» **Problem**: A verbatim restatement of the data, free of pictures, is what you should output.

» **Dataset rows describing interfaces**:
####

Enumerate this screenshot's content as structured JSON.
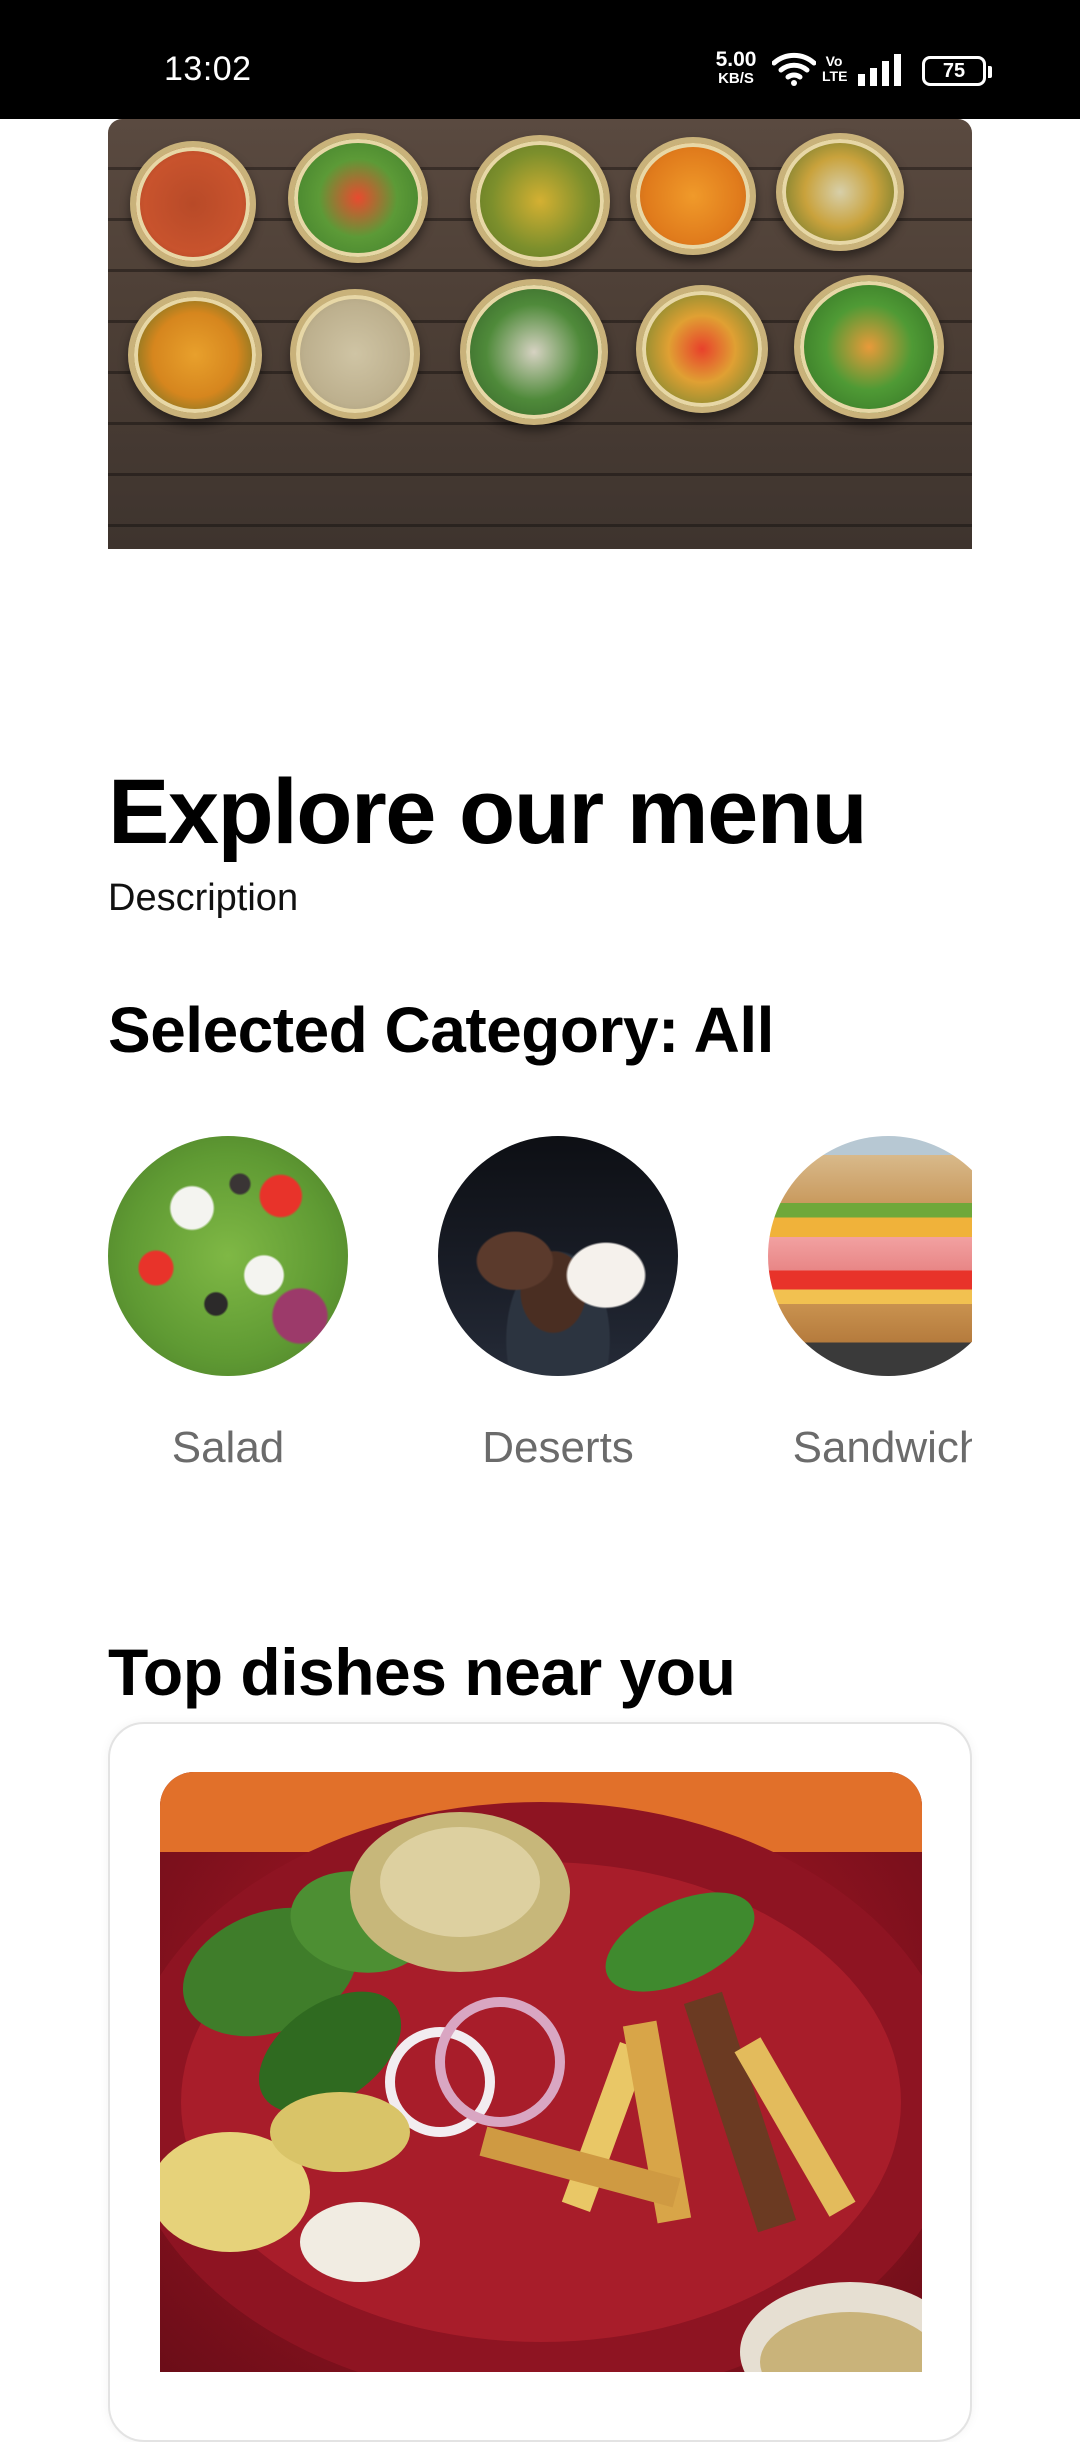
{
  "status_bar": {
    "time": "13:02",
    "net_speed_value": "5.00",
    "net_speed_unit": "KB/S",
    "volte_top": "Vo",
    "volte_bottom": "LTE",
    "battery": "75"
  },
  "hero": {
    "image": "thali-bowls-on-wooden-table-photo"
  },
  "menu": {
    "title": "Explore our menu",
    "description": "Description",
    "selected_category": "Selected Category: All"
  },
  "categories": [
    {
      "label": "Salad",
      "image": "greek-salad-photo"
    },
    {
      "label": "Deserts",
      "image": "chocolate-cookies-ice-cream-photo"
    },
    {
      "label": "Sandwich",
      "image": "ham-cheese-sandwich-photo"
    }
  ],
  "top_dishes": {
    "title": "Top dishes near you",
    "items": [
      {
        "image": "sprout-salad-with-fries-photo"
      }
    ]
  },
  "colors": {
    "status_bar_bg": "#000000",
    "background": "#ffffff",
    "category_label": "#6b6b6b",
    "card_border": "#e3e3e3"
  }
}
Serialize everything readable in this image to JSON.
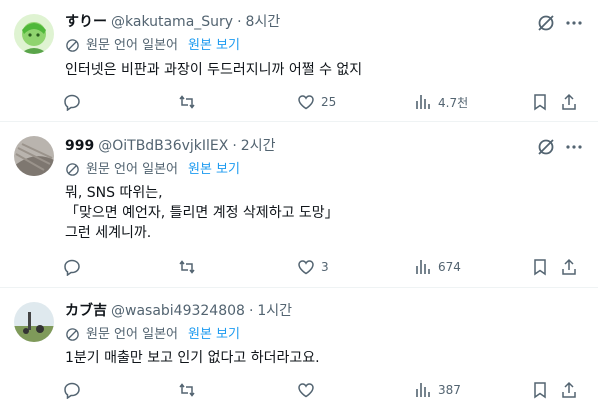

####

» **The answer**:
Enumerate this screenshot's content as structured JSON.
{
  "status_bar": {
    "time": "13:02",
    "net_speed_value": "5.00",
    "net_speed_unit": "KB/S",
    "volte_top": "Vo",
    "volte_bottom": "LTE",
    "battery": "75"
  },
  "hero": {
    "image": "thali-bowls-on-wooden-table-photo"
  },
  "menu": {
    "title": "Explore our menu",
    "description": "Description",
    "selected_category": "Selected Category: All"
  },
  "categories": [
    {
      "label": "Salad",
      "image": "greek-salad-photo"
    },
    {
      "label": "Deserts",
      "image": "chocolate-cookies-ice-cream-photo"
    },
    {
      "label": "Sandwich",
      "image": "ham-cheese-sandwich-photo"
    }
  ],
  "top_dishes": {
    "title": "Top dishes near you",
    "items": [
      {
        "image": "sprout-salad-with-fries-photo"
      }
    ]
  },
  "colors": {
    "status_bar_bg": "#000000",
    "background": "#ffffff",
    "category_label": "#6b6b6b",
    "card_border": "#e3e3e3"
  }
}
Serialize everything readable in this image to JSON.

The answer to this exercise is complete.